Fully synthetic fabrics such as acrylic and polyester are not biodegradable and release microscopic fibers when washed. Often these fibers are marketed as environmentally friendly since they come from recycled or renewable materials, but it is worth noting that there is a high environmental impact from the chemical process required to produce the fabric.
Polyester -a cheap cotton alternative- is a critical culprit, as it contributes to the persistence of microplastics in different types of ecosystems. The upside? These fibers are relatively cheap, long-lasting and don’t crease much. They’re also ideal to keep you dry: that’s why they’re very popular in sportswear.
So… Which Fabric Do I Choose?
My advice is to choose natural plant or wool-based fabrics over semi- and fully synthetic ones. Take these points into account:
- Make sure you wear the hell out of your cotton garments. Try to choose organic if possible.
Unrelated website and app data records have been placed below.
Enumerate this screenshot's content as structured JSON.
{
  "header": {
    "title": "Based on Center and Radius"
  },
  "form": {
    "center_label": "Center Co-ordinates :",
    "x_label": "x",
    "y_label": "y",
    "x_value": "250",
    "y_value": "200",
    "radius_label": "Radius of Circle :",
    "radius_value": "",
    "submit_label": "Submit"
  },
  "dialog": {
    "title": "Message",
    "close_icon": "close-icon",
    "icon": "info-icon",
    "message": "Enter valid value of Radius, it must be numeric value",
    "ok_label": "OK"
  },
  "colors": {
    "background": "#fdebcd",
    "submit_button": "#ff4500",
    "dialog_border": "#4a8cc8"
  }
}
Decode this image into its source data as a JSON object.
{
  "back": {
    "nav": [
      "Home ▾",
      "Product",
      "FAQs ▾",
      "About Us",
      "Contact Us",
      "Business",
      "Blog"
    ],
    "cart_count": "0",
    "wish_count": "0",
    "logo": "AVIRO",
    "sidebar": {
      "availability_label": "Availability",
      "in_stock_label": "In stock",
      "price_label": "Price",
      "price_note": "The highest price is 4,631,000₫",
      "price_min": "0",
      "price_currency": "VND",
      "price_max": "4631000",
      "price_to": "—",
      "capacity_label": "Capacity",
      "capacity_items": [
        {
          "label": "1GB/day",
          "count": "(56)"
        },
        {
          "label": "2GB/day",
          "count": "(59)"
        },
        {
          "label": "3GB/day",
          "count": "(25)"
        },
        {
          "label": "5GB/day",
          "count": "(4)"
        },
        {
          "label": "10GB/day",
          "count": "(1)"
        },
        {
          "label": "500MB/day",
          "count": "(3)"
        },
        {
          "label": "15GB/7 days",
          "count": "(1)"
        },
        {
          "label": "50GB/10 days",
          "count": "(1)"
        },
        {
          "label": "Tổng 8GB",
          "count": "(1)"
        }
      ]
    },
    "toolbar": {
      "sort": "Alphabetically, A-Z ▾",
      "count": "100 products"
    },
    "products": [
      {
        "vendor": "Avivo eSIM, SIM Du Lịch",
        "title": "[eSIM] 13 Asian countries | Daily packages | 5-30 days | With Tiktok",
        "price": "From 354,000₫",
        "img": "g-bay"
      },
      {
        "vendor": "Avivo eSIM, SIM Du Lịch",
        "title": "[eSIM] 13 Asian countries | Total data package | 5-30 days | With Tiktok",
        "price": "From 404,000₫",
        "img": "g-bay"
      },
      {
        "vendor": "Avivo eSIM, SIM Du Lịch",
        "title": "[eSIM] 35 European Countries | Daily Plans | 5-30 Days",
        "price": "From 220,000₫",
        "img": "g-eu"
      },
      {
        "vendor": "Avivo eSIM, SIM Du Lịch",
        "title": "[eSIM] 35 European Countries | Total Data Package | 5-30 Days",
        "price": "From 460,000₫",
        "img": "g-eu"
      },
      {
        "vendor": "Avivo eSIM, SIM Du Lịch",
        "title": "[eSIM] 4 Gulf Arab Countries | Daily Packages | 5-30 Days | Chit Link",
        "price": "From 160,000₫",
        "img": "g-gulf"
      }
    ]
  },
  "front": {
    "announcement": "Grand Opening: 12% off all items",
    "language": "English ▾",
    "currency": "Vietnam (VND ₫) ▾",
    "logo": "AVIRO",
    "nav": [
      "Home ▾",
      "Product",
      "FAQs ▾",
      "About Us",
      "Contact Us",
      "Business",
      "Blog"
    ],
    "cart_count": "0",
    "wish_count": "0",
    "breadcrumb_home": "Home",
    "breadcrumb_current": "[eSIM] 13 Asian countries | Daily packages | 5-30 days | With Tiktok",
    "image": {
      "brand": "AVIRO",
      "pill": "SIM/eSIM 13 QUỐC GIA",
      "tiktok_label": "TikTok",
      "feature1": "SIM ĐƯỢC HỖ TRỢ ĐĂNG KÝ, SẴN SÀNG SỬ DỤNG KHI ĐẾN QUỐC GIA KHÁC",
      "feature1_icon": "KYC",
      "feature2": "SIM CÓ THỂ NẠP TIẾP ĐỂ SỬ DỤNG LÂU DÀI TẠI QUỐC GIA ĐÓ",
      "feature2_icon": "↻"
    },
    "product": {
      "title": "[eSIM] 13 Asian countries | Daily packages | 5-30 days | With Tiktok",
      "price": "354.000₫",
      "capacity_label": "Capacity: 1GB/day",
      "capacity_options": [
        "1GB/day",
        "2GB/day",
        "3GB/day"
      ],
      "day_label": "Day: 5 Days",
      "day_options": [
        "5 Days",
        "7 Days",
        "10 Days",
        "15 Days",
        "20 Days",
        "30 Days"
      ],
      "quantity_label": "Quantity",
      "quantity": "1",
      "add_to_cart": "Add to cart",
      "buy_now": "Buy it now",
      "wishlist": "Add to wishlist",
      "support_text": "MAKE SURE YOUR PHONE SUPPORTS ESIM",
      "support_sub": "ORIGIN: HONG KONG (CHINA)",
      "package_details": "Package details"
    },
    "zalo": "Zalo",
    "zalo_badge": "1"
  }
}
- Choose lyocell/tencel over viscose/rayon. As opposed to viscose, lyocell is produced in closed cycles, which reduces the waste of water and chemicals. Its impact on the environment is less harsh.
- Choose wool over acrylic and polyester knits.
- Choose recycled polyester over newly made.
It is hard to completely eliminate synthetic fabrics from our lives, as most of our sport clothes and fleece are made of synthetics. Mixed fabrics are also common. To reduce the number of microfibers released when washing, consider buying a special washing bag that traps those fibers inside.
Also… Don’t wash more than it’s really needed! Wash your garments on a gentle program and your clothes will hold longer. I wash all my knits with shampoo and then give them some “fluff” in a dryer for a few minutes with cold air, not to get them dry but let the air flow between threads.
There is no clear answer to what fabric is the best. Choose natural organic fabrics when possible, buy less, wear more, swap, buy secondhand… If you have bought a garment, wear it! When you don’t want to use it anymore, make sure to sell it or pass it on if the item is still in good condition. If it’s totally worn out, recycle it. Many stores as H&M and Zara accept old garments for recycling.
Do you pay attention to the type of fabrics you buy? If so, what is your favorite? Let me know in the comments!